== Given entries
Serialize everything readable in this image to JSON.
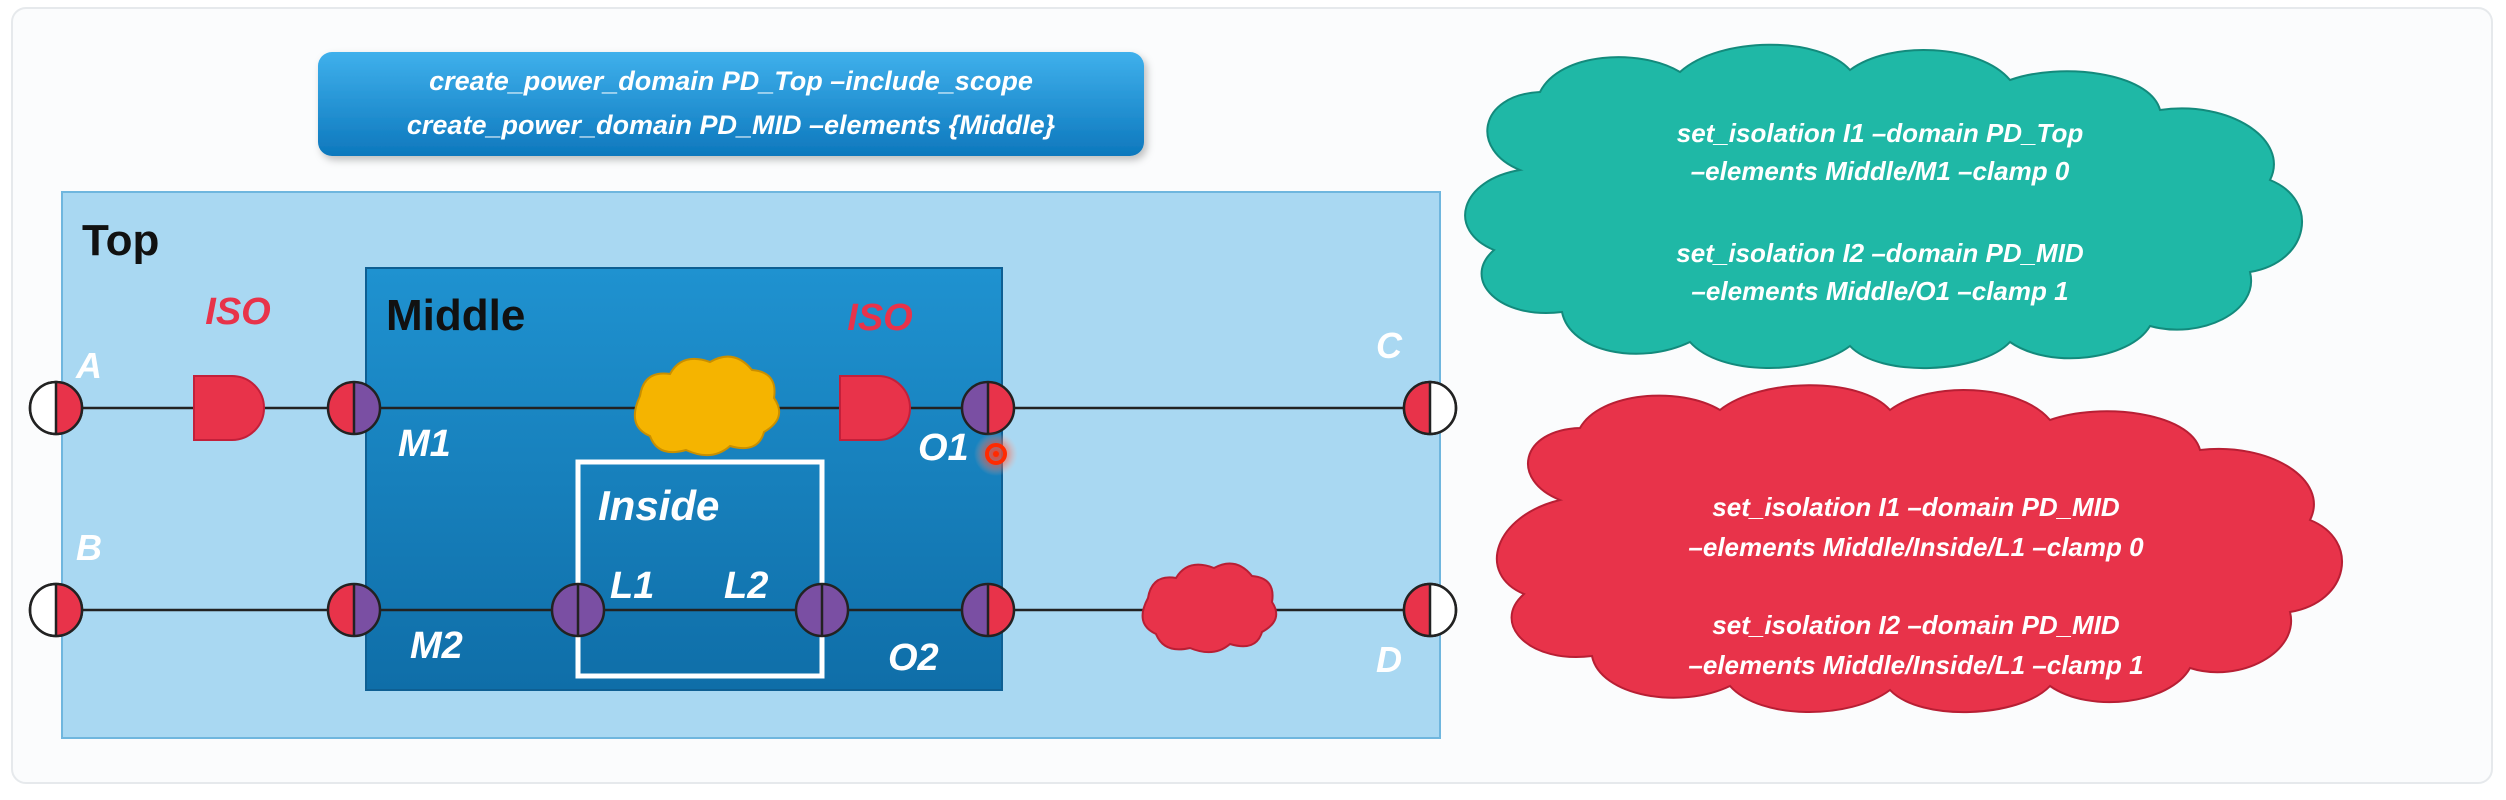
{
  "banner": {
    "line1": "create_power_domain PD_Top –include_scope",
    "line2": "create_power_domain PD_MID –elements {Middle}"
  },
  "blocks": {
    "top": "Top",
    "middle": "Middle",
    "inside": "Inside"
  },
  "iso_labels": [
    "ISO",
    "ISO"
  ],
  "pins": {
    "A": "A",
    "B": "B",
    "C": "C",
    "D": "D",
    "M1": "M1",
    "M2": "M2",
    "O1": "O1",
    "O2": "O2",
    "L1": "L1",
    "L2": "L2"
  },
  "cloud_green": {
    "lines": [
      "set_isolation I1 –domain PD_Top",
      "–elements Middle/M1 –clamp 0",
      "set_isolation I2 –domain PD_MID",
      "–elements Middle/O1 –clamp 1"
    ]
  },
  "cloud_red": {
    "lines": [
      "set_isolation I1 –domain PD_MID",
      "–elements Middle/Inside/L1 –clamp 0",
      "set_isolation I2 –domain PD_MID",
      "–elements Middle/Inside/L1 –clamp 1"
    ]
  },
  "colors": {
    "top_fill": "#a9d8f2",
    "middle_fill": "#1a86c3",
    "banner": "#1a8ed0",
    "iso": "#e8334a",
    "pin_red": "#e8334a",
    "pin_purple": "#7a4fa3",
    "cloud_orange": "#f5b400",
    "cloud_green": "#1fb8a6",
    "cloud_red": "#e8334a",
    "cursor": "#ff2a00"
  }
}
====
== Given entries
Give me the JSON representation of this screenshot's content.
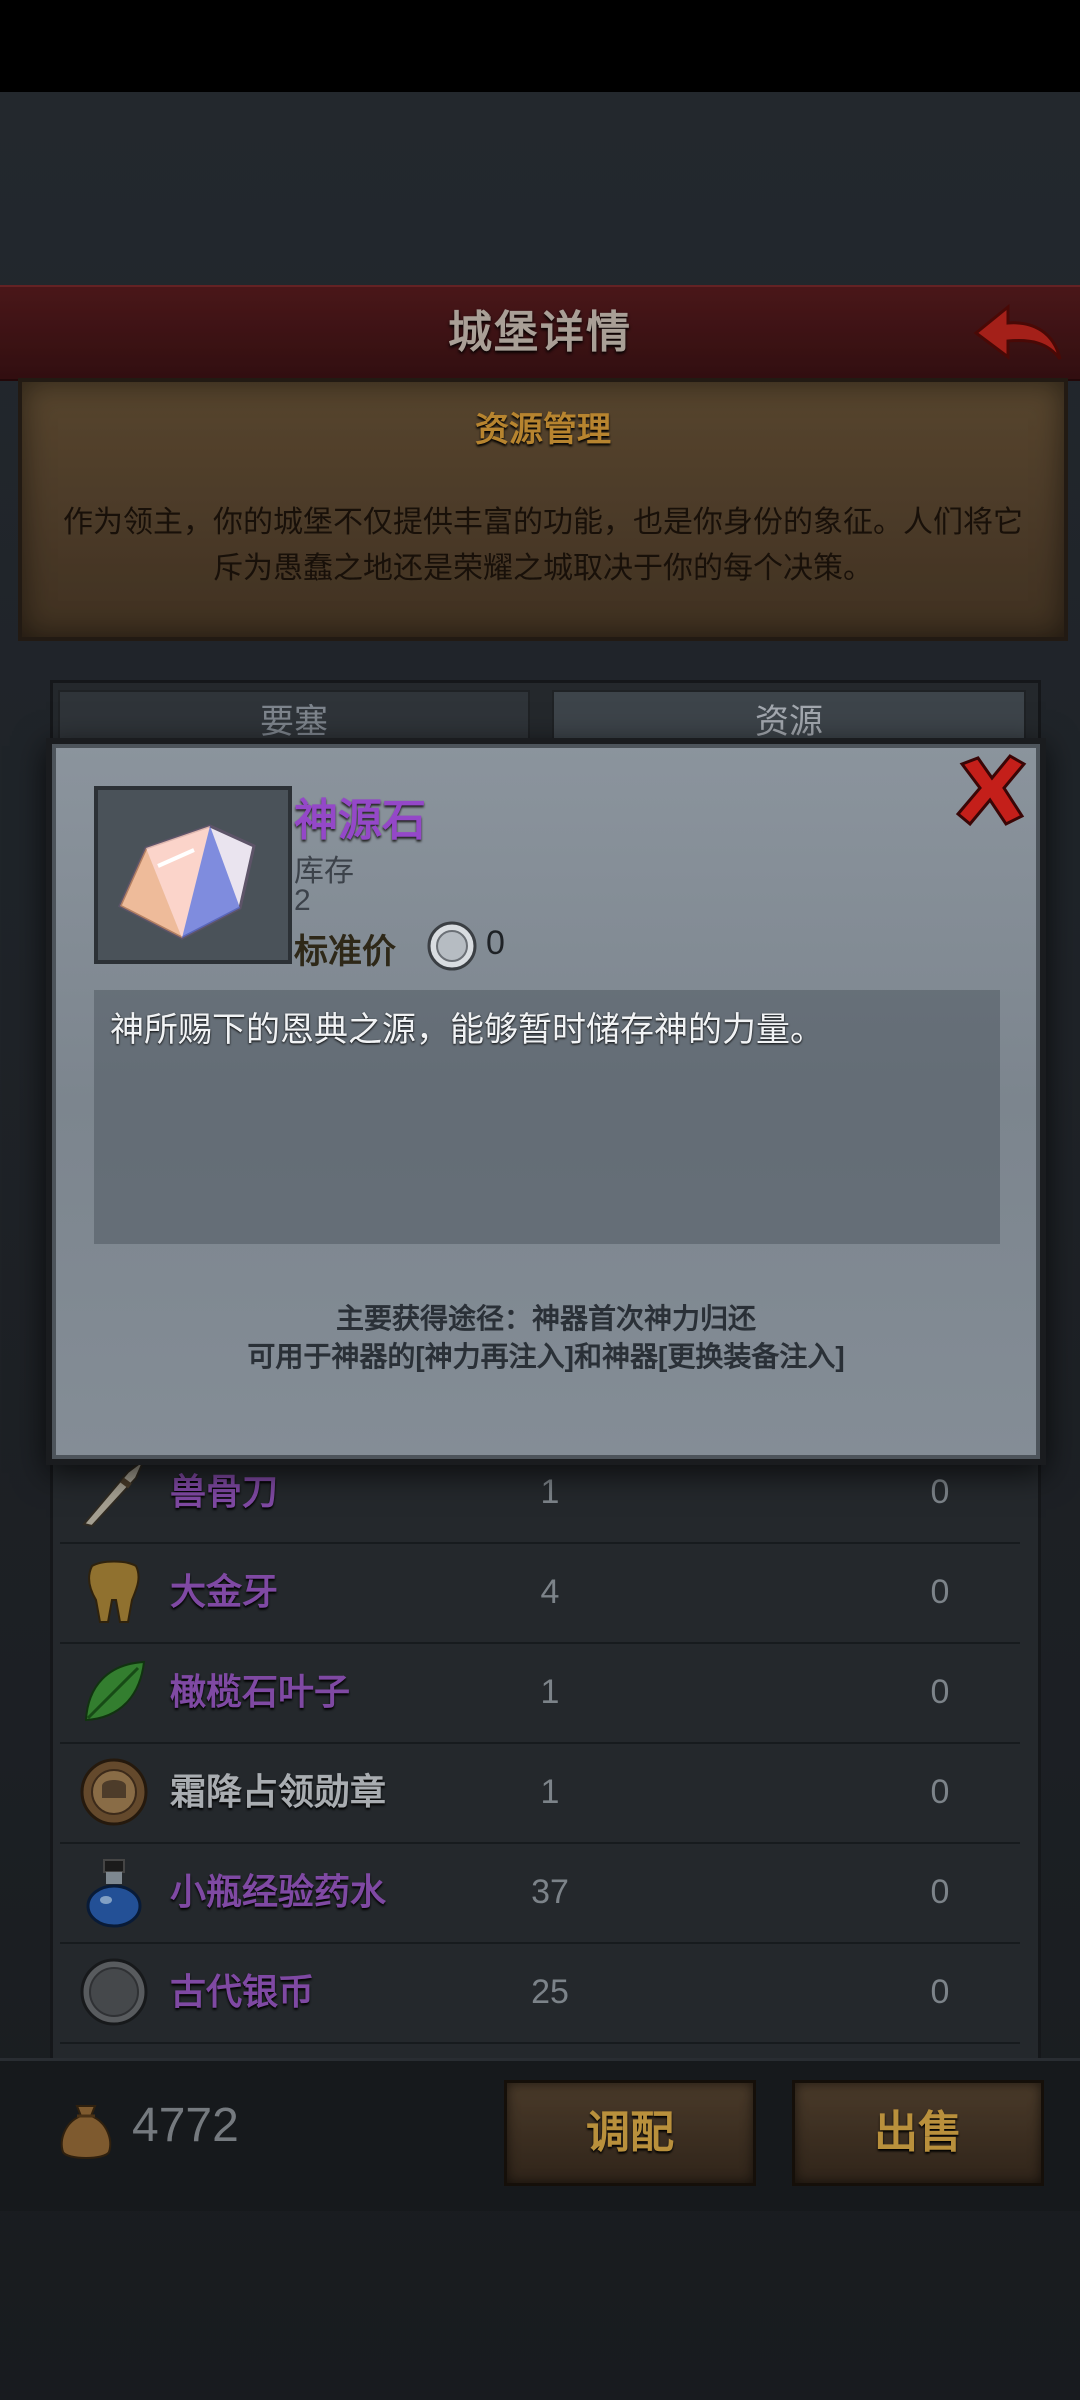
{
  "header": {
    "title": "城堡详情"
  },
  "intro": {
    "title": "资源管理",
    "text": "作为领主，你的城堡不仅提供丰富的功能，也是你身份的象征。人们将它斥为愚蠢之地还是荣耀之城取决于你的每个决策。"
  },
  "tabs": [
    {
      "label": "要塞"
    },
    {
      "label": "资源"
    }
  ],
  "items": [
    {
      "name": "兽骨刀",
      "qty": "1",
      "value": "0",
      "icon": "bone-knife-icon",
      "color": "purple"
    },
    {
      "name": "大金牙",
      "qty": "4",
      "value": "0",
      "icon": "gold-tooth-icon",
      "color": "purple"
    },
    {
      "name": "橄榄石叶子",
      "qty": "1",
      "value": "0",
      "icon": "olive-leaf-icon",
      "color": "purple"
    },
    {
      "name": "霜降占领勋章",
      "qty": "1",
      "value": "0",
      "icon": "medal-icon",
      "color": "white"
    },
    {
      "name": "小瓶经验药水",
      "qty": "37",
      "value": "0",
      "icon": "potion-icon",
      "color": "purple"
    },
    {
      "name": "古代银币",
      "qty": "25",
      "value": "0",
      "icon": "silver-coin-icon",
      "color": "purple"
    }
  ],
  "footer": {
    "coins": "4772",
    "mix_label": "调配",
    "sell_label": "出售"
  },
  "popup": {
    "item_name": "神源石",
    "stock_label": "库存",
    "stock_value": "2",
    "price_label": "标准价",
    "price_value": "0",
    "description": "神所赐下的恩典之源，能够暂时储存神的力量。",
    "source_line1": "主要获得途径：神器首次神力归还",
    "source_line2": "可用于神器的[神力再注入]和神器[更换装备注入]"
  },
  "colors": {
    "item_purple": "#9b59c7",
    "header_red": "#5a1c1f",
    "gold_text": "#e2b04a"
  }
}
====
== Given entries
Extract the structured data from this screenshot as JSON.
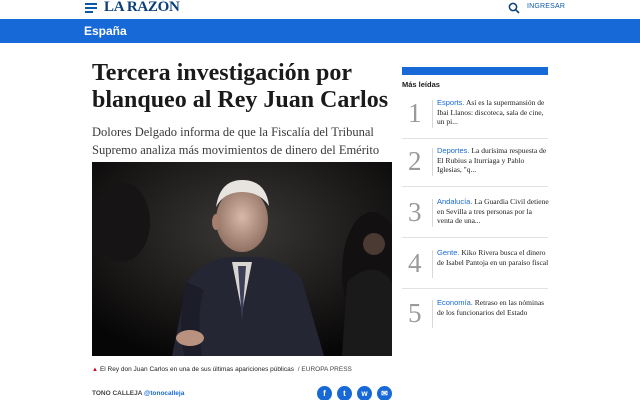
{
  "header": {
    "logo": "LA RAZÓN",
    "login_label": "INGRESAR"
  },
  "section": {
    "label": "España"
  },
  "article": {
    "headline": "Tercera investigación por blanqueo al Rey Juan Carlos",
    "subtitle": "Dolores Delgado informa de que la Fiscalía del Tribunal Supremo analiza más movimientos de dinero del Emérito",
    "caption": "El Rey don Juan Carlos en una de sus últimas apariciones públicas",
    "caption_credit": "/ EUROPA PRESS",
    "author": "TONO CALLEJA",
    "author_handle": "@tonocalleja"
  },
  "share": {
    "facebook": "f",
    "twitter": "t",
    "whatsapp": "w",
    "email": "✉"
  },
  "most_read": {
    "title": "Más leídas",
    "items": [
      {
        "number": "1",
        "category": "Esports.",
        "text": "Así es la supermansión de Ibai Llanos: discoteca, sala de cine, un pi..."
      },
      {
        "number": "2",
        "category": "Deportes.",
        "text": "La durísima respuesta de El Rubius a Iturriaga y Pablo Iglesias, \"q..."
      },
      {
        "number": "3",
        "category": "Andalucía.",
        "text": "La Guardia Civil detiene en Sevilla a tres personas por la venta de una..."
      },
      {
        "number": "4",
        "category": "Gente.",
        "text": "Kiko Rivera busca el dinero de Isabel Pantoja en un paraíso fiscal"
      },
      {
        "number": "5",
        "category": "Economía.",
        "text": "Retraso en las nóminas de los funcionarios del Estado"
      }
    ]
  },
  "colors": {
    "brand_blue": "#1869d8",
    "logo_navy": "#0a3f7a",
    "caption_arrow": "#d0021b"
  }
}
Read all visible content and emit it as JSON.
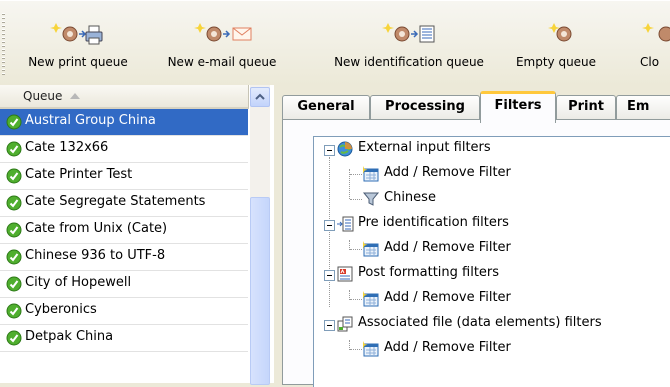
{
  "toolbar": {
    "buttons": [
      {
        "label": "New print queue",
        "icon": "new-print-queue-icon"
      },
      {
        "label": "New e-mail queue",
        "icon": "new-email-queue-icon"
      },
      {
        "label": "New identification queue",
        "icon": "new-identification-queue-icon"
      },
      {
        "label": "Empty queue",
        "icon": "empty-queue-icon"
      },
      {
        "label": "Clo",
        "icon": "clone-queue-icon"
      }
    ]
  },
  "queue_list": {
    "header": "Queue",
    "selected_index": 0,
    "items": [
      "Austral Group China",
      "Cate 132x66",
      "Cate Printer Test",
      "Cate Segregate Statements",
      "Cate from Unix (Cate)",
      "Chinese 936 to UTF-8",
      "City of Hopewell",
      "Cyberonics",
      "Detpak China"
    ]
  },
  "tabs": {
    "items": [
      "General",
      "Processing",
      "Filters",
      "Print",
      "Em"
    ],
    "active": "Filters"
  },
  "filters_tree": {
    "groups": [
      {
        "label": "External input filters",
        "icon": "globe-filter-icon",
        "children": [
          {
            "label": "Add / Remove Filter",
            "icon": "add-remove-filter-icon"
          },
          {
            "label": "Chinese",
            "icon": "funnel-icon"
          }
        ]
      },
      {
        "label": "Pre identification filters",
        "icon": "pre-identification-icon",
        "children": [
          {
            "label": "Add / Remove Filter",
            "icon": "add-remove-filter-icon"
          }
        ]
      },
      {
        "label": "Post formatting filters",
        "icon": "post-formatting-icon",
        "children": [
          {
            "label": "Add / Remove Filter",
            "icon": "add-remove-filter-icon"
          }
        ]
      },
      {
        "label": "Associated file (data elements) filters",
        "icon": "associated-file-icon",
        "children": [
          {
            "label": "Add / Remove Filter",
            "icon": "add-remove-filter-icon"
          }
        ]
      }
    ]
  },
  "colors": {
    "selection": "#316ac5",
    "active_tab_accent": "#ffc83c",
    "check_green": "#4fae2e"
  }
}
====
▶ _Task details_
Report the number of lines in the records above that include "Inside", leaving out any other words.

▶ _Expected output_
3